So much talk about the “blurred lines” between everything — art, design, craft, you name it — renders everything meaningless. All things are designed; what makes Design? Anything can be art — though most things aren’t. The shrouding of commerce in the vestments of art has created a lucrative market for furniture and decorative objects; it enhances the investment quality of a cup or a chair, inspiring confidence among insecure, newly rich, collectors. You’ll have good reason to weep if you break a plate by Cindy Sherman (on display but not for sale at MAD), but you can always buy another. It is one thing to craft a piece of pottery, however graceful, another to create art as a sculptor working in clay. The distinction is in the work itself and in most cases it is obvious.
That last part was a bit sniffy. And you’d be right to worry about living up the Ms. Browning’s standards if she didn’t also include this reverie in her review:

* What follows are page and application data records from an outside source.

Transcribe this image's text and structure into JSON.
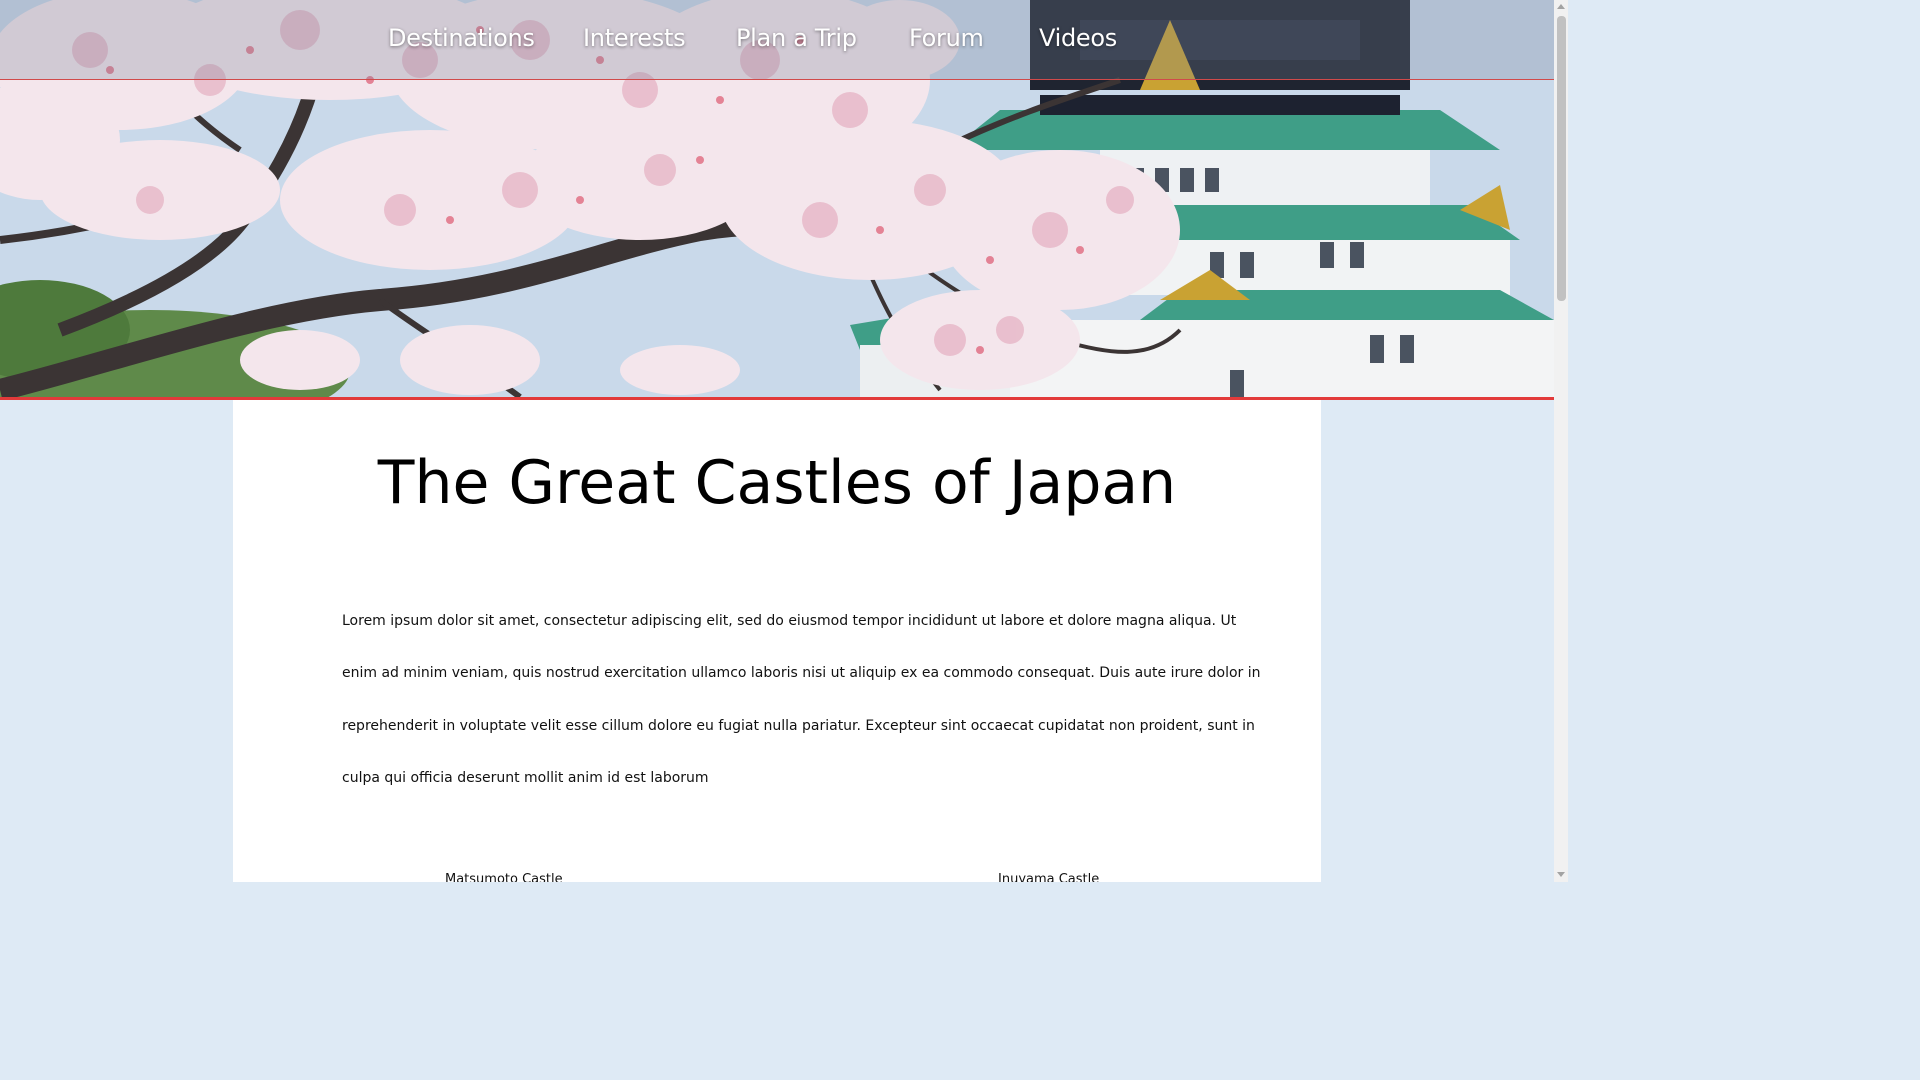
{
  "nav": {
    "items": [
      {
        "label": "Destinations"
      },
      {
        "label": "Interests"
      },
      {
        "label": "Plan a Trip"
      },
      {
        "label": "Forum"
      },
      {
        "label": "Videos"
      }
    ]
  },
  "hero": {
    "image": "cherry-blossoms-and-castle"
  },
  "main": {
    "title": "The Great Castles of Japan",
    "paragraph_lines": [
      "Lorem ipsum dolor sit amet, consectetur adipiscing elit, sed do eiusmod tempor incididunt ut labore et dolore magna aliqua. Ut",
      "enim ad minim veniam, quis nostrud exercitation ullamco laboris nisi ut aliquip ex ea commodo consequat. Duis aute irure dolor in",
      "reprehenderit in voluptate velit esse cillum dolore eu fugiat nulla pariatur. Excepteur sint occaecat cupidatat non proident, sunt in",
      "culpa qui officia deserunt mollit anim id est laborum"
    ],
    "captions": [
      "Matsumoto Castle",
      "Inuyama Castle"
    ]
  },
  "colors": {
    "accent": "#e23a3a",
    "page_background": "#deeaf5",
    "card_background": "#ffffff",
    "castle_roof": "#3f9e87"
  }
}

The new building provides twice the exhibition space, with two floors for changing exhibits. Now on is “Second Lives,” a collection of works constructed of ordinary things — coins, shoes, bottle tops. I was entranced by the beauty of what looked like a shimmering coral branch by Tara Donovan, made of thousands of buttons stacked slightly askew, so that the edges shivered and blurred. I was so caught up in watching the play of light as it penetrated the piece that I forgot to wonder about art or design; the same thing happened in front of an enchanting piece by Paul Villinski called “My Back Pages.” Butterflies had been meticulously cut from vinyl records with a scroll saw, their colorful labels forming the body of the insect; they soared out of a vintage record player sitting on the floor, and fanned across the wall. It is breathtaking, at once whimsical and, oddly, bittersweet. “The soundtrack of my life,” as the artist described it, included records by Van Morrison, Herbie Hancock, Miles Davis, Fleetwood Mac. He listened to each one last time before engineering its reincarnation; the piece has the resonance of a fairy tale.
Though one can’t help but think of Milan Kundera’s two tears of kitsch. The first tear is our sentimentality; the second is how touched we are at acknowledging our own sentimentality:
A Collection in Need of Definition (Wall Street Journal)